- **Try it**
Return the records verbatim.

- **Available data**

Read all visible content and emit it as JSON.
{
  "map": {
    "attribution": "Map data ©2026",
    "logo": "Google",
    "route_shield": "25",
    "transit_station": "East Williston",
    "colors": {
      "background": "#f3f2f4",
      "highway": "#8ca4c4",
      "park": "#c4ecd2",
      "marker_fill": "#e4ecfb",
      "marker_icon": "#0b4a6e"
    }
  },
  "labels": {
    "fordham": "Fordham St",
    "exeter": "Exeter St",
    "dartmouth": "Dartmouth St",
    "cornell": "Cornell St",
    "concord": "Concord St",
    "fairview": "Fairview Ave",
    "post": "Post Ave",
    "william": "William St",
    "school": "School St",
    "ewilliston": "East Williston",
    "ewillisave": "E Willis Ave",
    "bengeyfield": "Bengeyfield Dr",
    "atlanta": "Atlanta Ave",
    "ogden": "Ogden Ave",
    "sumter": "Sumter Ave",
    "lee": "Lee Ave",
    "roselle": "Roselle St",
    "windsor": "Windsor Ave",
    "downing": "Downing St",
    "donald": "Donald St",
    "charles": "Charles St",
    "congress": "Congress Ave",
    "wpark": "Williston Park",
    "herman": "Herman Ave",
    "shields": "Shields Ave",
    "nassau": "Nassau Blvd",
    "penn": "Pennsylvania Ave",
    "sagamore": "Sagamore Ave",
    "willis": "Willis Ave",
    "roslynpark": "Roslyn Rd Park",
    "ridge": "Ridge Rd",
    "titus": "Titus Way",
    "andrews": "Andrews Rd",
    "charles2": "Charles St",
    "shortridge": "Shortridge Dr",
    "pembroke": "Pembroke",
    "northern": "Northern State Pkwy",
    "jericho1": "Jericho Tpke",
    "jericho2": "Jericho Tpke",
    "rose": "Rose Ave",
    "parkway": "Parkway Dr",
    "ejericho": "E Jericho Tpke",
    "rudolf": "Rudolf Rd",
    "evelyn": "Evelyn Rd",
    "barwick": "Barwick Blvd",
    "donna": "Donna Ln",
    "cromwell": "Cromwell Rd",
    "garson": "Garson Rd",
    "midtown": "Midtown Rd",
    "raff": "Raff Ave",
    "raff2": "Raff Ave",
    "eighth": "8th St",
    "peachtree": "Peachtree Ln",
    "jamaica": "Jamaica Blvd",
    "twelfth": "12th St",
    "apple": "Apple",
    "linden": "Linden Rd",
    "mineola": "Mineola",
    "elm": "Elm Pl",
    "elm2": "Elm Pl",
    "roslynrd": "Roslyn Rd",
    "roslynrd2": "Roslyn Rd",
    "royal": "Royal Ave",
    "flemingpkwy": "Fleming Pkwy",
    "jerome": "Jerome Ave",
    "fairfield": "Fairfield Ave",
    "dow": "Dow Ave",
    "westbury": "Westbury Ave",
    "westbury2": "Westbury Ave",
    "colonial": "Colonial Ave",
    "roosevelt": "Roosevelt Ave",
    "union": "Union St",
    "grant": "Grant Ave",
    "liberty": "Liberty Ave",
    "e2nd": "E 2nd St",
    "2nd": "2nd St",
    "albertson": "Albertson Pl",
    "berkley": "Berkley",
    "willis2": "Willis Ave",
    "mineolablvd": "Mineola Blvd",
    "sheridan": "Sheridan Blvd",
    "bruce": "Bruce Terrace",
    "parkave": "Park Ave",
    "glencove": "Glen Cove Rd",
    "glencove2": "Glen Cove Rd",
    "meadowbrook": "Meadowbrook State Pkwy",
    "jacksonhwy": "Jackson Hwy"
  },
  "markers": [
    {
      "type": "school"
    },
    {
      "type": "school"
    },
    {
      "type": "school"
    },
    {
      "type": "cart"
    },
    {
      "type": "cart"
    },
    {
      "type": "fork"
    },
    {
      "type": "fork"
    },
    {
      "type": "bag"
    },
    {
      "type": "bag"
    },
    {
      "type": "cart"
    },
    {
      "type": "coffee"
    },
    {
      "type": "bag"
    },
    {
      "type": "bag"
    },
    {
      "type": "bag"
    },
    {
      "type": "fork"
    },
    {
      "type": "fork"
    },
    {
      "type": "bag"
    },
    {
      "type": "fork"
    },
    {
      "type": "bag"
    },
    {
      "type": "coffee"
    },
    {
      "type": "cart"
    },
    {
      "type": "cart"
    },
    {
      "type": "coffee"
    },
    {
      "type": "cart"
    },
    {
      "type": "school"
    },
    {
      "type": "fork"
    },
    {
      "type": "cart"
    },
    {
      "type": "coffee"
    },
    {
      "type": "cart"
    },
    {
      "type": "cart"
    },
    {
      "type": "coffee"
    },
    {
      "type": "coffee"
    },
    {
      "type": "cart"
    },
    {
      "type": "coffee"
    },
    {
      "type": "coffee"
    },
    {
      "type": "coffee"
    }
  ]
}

- **Task response**
Read all visible content and emit it as JSON.
{
  "map": {
    "attribution": "Map data ©2026",
    "logo": "Google",
    "route_shield": "25",
    "transit_station": "East Williston",
    "colors": {
      "background": "#f3f2f4",
      "highway": "#8ca4c4",
      "park": "#c4ecd2",
      "marker_fill": "#e4ecfb",
      "marker_icon": "#0b4a6e"
    }
  },
  "labels": {
    "fordham": "Fordham St",
    "exeter": "Exeter St",
    "dartmouth": "Dartmouth St",
    "cornell": "Cornell St",
    "concord": "Concord St",
    "fairview": "Fairview Ave",
    "post": "Post Ave",
    "william": "William St",
    "school": "School St",
    "ewilliston": "East Williston",
    "ewillisave": "E Willis Ave",
    "bengeyfield": "Bengeyfield Dr",
    "atlanta": "Atlanta Ave",
    "ogden": "Ogden Ave",
    "sumter": "Sumter Ave",
    "lee": "Lee Ave",
    "roselle": "Roselle St",
    "windsor": "Windsor Ave",
    "downing": "Downing St",
    "donald": "Donald St",
    "charles": "Charles St",
    "congress": "Congress Ave",
    "wpark": "Williston Park",
    "herman": "Herman Ave",
    "shields": "Shields Ave",
    "nassau": "Nassau Blvd",
    "penn": "Pennsylvania Ave",
    "sagamore": "Sagamore Ave",
    "willis": "Willis Ave",
    "roslynpark": "Roslyn Rd Park",
    "ridge": "Ridge Rd",
    "titus": "Titus Way",
    "andrews": "Andrews Rd",
    "charles2": "Charles St",
    "shortridge": "Shortridge Dr",
    "pembroke": "Pembroke",
    "northern": "Northern State Pkwy",
    "jericho1": "Jericho Tpke",
    "jericho2": "Jericho Tpke",
    "rose": "Rose Ave",
    "parkway": "Parkway Dr",
    "ejericho": "E Jericho Tpke",
    "rudolf": "Rudolf Rd",
    "evelyn": "Evelyn Rd",
    "barwick": "Barwick Blvd",
    "donna": "Donna Ln",
    "cromwell": "Cromwell Rd",
    "garson": "Garson Rd",
    "midtown": "Midtown Rd",
    "raff": "Raff Ave",
    "raff2": "Raff Ave",
    "eighth": "8th St",
    "peachtree": "Peachtree Ln",
    "jamaica": "Jamaica Blvd",
    "twelfth": "12th St",
    "apple": "Apple",
    "linden": "Linden Rd",
    "mineola": "Mineola",
    "elm": "Elm Pl",
    "elm2": "Elm Pl",
    "roslynrd": "Roslyn Rd",
    "roslynrd2": "Roslyn Rd",
    "royal": "Royal Ave",
    "flemingpkwy": "Fleming Pkwy",
    "jerome": "Jerome Ave",
    "fairfield": "Fairfield Ave",
    "dow": "Dow Ave",
    "westbury": "Westbury Ave",
    "westbury2": "Westbury Ave",
    "colonial": "Colonial Ave",
    "roosevelt": "Roosevelt Ave",
    "union": "Union St",
    "grant": "Grant Ave",
    "liberty": "Liberty Ave",
    "e2nd": "E 2nd St",
    "2nd": "2nd St",
    "albertson": "Albertson Pl",
    "berkley": "Berkley",
    "willis2": "Willis Ave",
    "mineolablvd": "Mineola Blvd",
    "sheridan": "Sheridan Blvd",
    "bruce": "Bruce Terrace",
    "parkave": "Park Ave",
    "glencove": "Glen Cove Rd",
    "glencove2": "Glen Cove Rd",
    "meadowbrook": "Meadowbrook State Pkwy",
    "jacksonhwy": "Jackson Hwy"
  },
  "markers": [
    {
      "type": "school"
    },
    {
      "type": "school"
    },
    {
      "type": "school"
    },
    {
      "type": "cart"
    },
    {
      "type": "cart"
    },
    {
      "type": "fork"
    },
    {
      "type": "fork"
    },
    {
      "type": "bag"
    },
    {
      "type": "bag"
    },
    {
      "type": "cart"
    },
    {
      "type": "coffee"
    },
    {
      "type": "bag"
    },
    {
      "type": "bag"
    },
    {
      "type": "bag"
    },
    {
      "type": "fork"
    },
    {
      "type": "fork"
    },
    {
      "type": "bag"
    },
    {
      "type": "fork"
    },
    {
      "type": "bag"
    },
    {
      "type": "coffee"
    },
    {
      "type": "cart"
    },
    {
      "type": "cart"
    },
    {
      "type": "coffee"
    },
    {
      "type": "cart"
    },
    {
      "type": "school"
    },
    {
      "type": "fork"
    },
    {
      "type": "cart"
    },
    {
      "type": "coffee"
    },
    {
      "type": "cart"
    },
    {
      "type": "cart"
    },
    {
      "type": "coffee"
    },
    {
      "type": "coffee"
    },
    {
      "type": "cart"
    },
    {
      "type": "coffee"
    },
    {
      "type": "coffee"
    },
    {
      "type": "coffee"
    }
  ]
}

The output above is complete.